[App and web page records]
____________________

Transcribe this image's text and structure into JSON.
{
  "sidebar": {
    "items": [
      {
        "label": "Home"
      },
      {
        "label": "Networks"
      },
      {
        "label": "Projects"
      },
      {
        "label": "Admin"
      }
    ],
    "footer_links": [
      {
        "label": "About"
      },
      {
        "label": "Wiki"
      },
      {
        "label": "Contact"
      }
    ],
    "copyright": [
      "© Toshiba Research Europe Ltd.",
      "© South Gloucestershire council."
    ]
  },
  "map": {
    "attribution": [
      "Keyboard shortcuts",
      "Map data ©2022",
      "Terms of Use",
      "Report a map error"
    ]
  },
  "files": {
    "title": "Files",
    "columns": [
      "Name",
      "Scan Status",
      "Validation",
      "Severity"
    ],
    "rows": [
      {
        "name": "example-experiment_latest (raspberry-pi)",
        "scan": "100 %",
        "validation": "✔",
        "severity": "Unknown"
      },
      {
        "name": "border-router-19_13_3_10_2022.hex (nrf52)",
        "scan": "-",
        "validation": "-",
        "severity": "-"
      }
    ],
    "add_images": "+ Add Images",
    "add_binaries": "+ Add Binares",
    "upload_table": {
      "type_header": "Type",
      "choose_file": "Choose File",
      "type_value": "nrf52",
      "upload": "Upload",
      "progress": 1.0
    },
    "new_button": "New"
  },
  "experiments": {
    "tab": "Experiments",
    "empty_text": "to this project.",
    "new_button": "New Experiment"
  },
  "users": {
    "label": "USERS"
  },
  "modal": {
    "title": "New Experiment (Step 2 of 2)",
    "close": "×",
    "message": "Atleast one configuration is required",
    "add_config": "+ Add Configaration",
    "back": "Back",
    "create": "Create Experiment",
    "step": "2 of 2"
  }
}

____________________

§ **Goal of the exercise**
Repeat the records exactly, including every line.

§ **Solved problem**
Transcribe this image's text and structure into JSON.
{
  "sidebar": {
    "items": [
      {
        "label": "Home"
      },
      {
        "label": "Networks"
      },
      {
        "label": "Projects"
      },
      {
        "label": "Admin"
      }
    ],
    "footer_links": [
      {
        "label": "About"
      },
      {
        "label": "Wiki"
      },
      {
        "label": "Contact"
      }
    ],
    "copyright": [
      "© Toshiba Research Europe Ltd.",
      "© South Gloucestershire council."
    ]
  },
  "map": {
    "attribution": [
      "Keyboard shortcuts",
      "Map data ©2022",
      "Terms of Use",
      "Report a map error"
    ]
  },
  "files": {
    "title": "Files",
    "columns": [
      "Name",
      "Scan Status",
      "Validation",
      "Severity"
    ],
    "rows": [
      {
        "name": "example-experiment_latest (raspberry-pi)",
        "scan": "100 %",
        "validation": "✔",
        "severity": "Unknown"
      },
      {
        "name": "border-router-19_13_3_10_2022.hex (nrf52)",
        "scan": "-",
        "validation": "-",
        "severity": "-"
      }
    ],
    "add_images": "+ Add Images",
    "add_binaries": "+ Add Binares",
    "upload_table": {
      "type_header": "Type",
      "choose_file": "Choose File",
      "type_value": "nrf52",
      "upload": "Upload",
      "progress": 1.0
    },
    "new_button": "New"
  },
  "experiments": {
    "tab": "Experiments",
    "empty_text": "to this project.",
    "new_button": "New Experiment"
  },
  "users": {
    "label": "USERS"
  },
  "modal": {
    "title": "New Experiment (Step 2 of 2)",
    "close": "×",
    "message": "Atleast one configuration is required",
    "add_config": "+ Add Configaration",
    "back": "Back",
    "create": "Create Experiment",
    "step": "2 of 2"
  }
}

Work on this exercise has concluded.